Work required:
Find each line below containing the word "Suggest" and copy it.

Dataset excerpts:
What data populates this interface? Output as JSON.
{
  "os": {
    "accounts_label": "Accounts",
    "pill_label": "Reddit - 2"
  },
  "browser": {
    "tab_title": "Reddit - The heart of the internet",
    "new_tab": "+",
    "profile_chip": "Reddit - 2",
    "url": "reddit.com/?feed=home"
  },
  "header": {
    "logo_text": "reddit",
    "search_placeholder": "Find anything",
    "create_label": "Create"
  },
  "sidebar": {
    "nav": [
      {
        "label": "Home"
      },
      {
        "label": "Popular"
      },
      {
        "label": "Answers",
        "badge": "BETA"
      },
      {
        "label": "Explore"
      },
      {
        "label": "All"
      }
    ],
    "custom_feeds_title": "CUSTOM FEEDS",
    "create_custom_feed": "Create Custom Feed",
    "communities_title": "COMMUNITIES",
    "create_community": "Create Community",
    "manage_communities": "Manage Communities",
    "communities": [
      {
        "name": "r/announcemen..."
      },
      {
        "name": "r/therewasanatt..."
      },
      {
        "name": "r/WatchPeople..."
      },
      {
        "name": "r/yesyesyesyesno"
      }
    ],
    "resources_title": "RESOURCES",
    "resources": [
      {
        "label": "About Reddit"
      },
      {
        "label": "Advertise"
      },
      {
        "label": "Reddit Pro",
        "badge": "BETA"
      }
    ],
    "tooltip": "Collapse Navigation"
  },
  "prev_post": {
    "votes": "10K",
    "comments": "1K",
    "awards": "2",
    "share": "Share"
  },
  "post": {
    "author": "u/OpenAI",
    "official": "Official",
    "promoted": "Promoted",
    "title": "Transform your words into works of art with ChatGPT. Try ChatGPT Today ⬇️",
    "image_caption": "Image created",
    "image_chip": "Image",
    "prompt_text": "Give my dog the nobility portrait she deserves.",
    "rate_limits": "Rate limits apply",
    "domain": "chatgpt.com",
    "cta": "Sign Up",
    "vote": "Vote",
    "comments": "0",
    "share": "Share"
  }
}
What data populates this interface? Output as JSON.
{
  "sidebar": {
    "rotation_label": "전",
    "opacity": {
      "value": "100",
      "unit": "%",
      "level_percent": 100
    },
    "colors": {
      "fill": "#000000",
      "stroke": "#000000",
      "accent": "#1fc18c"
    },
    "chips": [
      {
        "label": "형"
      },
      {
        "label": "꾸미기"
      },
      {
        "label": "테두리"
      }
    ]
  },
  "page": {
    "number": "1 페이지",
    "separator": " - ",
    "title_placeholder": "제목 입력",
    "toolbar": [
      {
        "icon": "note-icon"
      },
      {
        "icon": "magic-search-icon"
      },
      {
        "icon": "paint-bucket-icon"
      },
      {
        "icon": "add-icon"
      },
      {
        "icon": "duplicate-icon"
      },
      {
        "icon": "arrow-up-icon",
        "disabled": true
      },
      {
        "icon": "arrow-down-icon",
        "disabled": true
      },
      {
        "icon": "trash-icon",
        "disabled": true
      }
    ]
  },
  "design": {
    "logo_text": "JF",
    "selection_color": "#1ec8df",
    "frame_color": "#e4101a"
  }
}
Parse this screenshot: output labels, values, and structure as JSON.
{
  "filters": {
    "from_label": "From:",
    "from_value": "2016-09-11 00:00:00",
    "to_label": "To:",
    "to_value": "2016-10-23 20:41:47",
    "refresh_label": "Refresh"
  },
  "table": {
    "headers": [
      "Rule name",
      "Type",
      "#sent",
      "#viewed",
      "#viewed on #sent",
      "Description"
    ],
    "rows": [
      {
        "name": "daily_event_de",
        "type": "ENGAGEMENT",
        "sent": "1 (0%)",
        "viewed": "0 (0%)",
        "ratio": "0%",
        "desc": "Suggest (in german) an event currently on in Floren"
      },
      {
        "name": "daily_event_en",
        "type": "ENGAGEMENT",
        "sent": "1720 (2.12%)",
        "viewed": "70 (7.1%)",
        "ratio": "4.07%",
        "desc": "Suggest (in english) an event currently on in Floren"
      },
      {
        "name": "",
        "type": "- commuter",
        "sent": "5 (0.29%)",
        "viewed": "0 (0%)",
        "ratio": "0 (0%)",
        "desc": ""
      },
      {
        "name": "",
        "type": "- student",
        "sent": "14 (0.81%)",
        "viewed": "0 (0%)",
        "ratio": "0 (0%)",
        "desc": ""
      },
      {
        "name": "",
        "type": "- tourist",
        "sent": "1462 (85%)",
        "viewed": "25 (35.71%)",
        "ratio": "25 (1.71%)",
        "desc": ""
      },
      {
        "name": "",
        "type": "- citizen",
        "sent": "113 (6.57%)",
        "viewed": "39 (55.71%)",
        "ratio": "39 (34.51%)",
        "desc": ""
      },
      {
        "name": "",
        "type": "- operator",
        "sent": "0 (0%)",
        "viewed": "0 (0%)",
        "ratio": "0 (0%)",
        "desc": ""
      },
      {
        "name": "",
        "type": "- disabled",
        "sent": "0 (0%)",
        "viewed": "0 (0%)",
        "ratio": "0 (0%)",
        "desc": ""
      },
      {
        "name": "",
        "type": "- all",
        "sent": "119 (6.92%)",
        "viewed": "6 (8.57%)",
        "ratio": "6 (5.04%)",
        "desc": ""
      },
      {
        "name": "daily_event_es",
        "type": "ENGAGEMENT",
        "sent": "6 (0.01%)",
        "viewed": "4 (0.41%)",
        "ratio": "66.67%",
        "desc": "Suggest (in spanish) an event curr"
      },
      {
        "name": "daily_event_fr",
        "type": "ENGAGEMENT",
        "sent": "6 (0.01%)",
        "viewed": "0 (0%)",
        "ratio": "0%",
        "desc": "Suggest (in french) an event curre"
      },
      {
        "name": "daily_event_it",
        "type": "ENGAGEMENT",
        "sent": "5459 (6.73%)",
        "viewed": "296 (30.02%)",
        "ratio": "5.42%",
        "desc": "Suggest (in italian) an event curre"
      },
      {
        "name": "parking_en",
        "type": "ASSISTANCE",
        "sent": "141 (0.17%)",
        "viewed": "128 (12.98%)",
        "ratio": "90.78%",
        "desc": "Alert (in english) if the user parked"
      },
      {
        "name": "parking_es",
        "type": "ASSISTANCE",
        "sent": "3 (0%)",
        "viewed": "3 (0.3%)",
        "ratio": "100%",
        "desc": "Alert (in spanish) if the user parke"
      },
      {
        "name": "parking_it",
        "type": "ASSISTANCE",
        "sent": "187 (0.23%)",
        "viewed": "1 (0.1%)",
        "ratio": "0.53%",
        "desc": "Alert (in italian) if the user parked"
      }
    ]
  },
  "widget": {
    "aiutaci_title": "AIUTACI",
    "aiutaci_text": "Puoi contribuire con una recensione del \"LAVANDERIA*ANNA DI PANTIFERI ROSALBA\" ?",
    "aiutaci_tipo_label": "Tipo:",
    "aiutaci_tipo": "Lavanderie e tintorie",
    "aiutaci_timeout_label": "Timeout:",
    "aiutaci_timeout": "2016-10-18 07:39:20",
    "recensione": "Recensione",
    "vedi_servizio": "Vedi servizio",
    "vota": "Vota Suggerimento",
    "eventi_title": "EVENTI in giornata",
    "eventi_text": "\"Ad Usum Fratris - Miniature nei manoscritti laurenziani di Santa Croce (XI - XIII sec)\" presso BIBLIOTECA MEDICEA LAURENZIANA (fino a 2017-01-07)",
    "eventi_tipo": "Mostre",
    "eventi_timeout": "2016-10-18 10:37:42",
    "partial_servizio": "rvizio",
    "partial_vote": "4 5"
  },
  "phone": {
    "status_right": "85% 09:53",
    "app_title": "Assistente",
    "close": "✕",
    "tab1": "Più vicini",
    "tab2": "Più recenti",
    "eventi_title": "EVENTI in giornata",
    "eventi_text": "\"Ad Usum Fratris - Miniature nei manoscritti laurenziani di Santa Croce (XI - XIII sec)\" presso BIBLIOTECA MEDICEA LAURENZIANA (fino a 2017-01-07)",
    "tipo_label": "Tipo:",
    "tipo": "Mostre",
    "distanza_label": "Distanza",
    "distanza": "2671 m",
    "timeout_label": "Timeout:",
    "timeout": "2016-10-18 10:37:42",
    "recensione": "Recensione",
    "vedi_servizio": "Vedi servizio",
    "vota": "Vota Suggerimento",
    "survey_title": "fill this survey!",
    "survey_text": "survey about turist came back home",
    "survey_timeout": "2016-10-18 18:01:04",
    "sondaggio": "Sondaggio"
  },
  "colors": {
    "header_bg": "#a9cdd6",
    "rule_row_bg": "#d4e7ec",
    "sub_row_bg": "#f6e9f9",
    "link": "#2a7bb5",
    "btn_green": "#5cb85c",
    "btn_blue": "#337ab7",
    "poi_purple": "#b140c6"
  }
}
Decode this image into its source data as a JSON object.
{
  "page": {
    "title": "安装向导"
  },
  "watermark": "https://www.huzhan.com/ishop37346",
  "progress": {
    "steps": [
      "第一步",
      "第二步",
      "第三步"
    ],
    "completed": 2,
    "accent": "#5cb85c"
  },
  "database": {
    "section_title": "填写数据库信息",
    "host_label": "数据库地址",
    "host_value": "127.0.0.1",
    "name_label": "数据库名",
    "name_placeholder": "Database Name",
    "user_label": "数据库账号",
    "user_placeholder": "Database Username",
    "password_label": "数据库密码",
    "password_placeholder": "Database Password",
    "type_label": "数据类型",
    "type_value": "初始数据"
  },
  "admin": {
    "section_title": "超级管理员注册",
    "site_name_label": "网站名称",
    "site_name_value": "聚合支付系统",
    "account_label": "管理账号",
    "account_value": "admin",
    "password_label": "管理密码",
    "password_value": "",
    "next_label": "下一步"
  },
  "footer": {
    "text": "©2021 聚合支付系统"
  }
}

Solved exercise:
        "desc": "Suggest (in german) an event currently on in Floren"
        "desc": "Suggest (in english) an event currently on in Floren"
        "desc": "Suggest (in spanish) an event curr"
        "desc": "Suggest (in french) an event curre"
        "desc": "Suggest (in italian) an event curre"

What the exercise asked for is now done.